Exercise
Below are some records. Pull every line that contains the word "weights".

Data for this task
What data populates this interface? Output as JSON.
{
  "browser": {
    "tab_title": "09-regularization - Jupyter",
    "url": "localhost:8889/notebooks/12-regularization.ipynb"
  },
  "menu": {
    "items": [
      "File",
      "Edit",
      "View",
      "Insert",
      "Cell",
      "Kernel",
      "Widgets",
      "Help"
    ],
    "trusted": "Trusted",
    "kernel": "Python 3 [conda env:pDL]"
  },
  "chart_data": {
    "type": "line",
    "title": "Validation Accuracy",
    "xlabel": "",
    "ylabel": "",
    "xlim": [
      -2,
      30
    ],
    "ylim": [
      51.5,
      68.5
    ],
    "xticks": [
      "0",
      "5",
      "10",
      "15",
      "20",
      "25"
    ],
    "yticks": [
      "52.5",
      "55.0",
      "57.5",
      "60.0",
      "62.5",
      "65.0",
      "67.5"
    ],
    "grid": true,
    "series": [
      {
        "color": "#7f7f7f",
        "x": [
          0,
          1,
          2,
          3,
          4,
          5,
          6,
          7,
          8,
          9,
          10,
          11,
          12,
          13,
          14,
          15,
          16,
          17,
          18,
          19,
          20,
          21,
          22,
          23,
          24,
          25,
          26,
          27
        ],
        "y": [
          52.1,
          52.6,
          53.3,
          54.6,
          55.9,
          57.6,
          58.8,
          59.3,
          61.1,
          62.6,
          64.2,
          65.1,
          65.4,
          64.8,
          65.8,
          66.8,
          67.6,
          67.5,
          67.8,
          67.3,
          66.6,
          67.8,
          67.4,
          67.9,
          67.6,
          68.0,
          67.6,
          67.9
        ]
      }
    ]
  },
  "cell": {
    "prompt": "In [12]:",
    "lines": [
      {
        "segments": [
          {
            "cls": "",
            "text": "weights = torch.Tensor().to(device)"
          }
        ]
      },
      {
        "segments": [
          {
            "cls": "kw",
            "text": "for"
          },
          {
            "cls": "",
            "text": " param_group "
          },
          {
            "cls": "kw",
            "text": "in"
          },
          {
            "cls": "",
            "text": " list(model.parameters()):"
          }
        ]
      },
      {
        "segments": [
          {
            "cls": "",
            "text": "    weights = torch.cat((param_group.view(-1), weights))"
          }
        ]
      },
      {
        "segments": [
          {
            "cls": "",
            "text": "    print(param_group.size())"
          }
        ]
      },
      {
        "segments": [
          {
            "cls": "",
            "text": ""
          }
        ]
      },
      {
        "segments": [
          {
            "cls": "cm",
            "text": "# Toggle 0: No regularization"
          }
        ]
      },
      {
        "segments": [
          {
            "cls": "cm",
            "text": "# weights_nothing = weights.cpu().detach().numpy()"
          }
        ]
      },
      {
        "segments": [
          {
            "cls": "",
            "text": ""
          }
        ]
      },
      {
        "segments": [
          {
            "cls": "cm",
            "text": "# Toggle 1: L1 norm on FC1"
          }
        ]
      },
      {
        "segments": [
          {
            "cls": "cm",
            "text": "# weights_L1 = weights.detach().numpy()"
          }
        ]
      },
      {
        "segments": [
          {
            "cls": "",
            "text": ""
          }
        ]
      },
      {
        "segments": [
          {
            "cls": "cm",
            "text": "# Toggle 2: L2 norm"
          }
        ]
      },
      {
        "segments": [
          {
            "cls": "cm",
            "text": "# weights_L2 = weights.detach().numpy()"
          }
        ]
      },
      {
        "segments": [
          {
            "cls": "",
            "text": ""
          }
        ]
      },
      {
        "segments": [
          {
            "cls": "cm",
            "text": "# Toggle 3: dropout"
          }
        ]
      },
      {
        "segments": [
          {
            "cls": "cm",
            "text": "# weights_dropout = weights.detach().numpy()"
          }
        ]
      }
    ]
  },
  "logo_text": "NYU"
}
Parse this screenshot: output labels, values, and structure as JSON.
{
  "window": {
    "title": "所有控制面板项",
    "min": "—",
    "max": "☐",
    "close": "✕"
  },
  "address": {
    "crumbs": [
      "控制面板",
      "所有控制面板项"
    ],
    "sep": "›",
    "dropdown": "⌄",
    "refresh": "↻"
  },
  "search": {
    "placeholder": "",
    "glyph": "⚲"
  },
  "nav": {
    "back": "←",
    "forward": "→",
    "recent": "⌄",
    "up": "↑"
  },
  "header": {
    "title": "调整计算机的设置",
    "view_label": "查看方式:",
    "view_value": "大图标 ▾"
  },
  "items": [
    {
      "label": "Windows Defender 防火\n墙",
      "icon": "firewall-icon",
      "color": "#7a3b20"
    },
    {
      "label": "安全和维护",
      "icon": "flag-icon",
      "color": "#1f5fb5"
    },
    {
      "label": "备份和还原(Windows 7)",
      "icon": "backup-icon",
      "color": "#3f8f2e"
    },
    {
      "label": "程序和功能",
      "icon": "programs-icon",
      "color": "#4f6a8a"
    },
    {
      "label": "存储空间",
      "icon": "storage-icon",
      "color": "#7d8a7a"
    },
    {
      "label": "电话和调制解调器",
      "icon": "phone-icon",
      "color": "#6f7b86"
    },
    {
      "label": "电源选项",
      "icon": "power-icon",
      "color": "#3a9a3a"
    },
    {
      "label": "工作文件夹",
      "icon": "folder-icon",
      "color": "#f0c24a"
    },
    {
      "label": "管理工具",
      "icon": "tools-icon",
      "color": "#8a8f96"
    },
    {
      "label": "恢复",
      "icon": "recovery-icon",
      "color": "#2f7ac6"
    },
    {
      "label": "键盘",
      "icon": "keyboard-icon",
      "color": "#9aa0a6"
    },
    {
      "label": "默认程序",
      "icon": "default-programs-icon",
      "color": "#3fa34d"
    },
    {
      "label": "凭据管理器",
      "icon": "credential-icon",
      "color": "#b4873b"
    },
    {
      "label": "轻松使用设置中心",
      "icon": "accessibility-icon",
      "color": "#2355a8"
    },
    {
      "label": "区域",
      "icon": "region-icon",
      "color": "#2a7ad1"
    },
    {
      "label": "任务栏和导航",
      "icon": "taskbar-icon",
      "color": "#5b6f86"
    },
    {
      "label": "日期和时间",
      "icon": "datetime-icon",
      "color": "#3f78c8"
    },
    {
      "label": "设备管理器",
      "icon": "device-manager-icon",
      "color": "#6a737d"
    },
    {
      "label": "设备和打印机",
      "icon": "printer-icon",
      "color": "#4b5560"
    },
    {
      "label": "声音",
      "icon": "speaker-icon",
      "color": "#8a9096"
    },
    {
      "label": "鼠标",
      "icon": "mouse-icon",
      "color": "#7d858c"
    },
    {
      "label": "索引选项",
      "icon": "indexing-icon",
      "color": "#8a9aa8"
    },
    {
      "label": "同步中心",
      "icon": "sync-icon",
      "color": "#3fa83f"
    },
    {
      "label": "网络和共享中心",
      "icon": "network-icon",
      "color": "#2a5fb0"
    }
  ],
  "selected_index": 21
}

Task result
            "text": "weights = torch.Tensor().to(device)"
            "text": "    weights = torch.cat((param_group.view(-1), weights))"
            "text": "# weights_nothing = weights.cpu().detach().numpy()"
            "text": "# weights_L1 = weights.detach().numpy()"
            "text": "# weights_L2 = weights.detach().numpy()"
            "text": "# weights_dropout = weights.detach().numpy()"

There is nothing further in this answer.